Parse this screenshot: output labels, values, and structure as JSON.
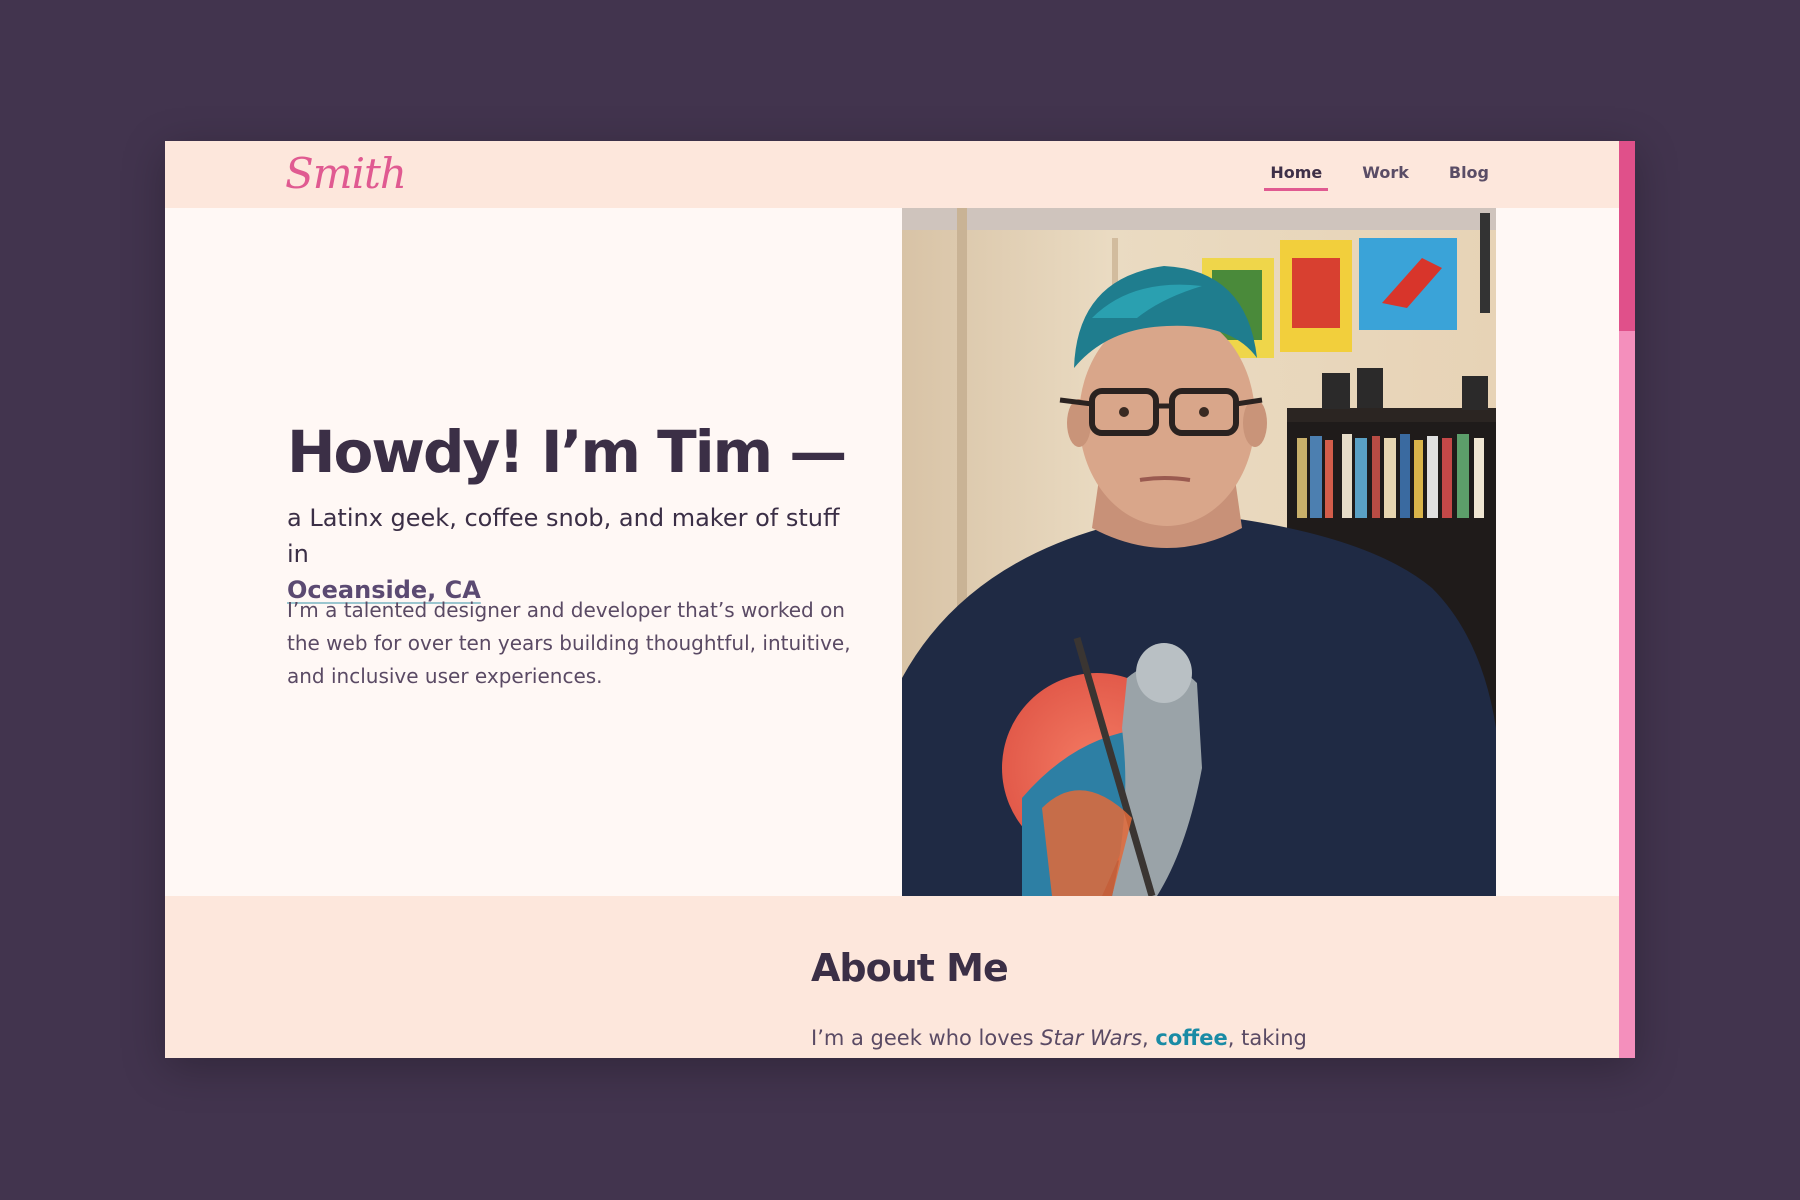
{
  "header": {
    "logo_text": "Smith",
    "nav": [
      {
        "label": "Home",
        "active": true
      },
      {
        "label": "Work",
        "active": false
      },
      {
        "label": "Blog",
        "active": false
      }
    ]
  },
  "hero": {
    "headline": "Howdy! I’m Tim —",
    "subline_text": "a Latinx geek, coffee snob, and maker of stuff in",
    "location_link": "Oceanside, CA",
    "description": "I’m a talented designer and developer that’s worked on the web for over ten years building thoughtful, intuitive, and inclusive user experiences."
  },
  "about": {
    "heading": "About Me",
    "text_start": "I’m a geek who loves ",
    "text_em": "Star Wars",
    "text_comma": ", ",
    "text_link": "coffee",
    "text_end": ", taking"
  },
  "colors": {
    "background": "#42344e",
    "accent_pink": "#e05a91",
    "header_bg": "#fde7dc",
    "page_bg": "#fff8f5",
    "link_teal": "#1a8ba5"
  }
}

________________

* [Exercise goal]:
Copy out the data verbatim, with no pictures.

* [Solution]:
Parse this screenshot: output labels, values, and structure as JSON.
{
  "header": {
    "logo_text": "Smith",
    "nav": [
      {
        "label": "Home",
        "active": true
      },
      {
        "label": "Work",
        "active": false
      },
      {
        "label": "Blog",
        "active": false
      }
    ]
  },
  "hero": {
    "headline": "Howdy! I’m Tim —",
    "subline_text": "a Latinx geek, coffee snob, and maker of stuff in",
    "location_link": "Oceanside, CA",
    "description": "I’m a talented designer and developer that’s worked on the web for over ten years building thoughtful, intuitive, and inclusive user experiences."
  },
  "about": {
    "heading": "About Me",
    "text_start": "I’m a geek who loves ",
    "text_em": "Star Wars",
    "text_comma": ", ",
    "text_link": "coffee",
    "text_end": ", taking"
  },
  "colors": {
    "background": "#42344e",
    "accent_pink": "#e05a91",
    "header_bg": "#fde7dc",
    "page_bg": "#fff8f5",
    "link_teal": "#1a8ba5"
  }
}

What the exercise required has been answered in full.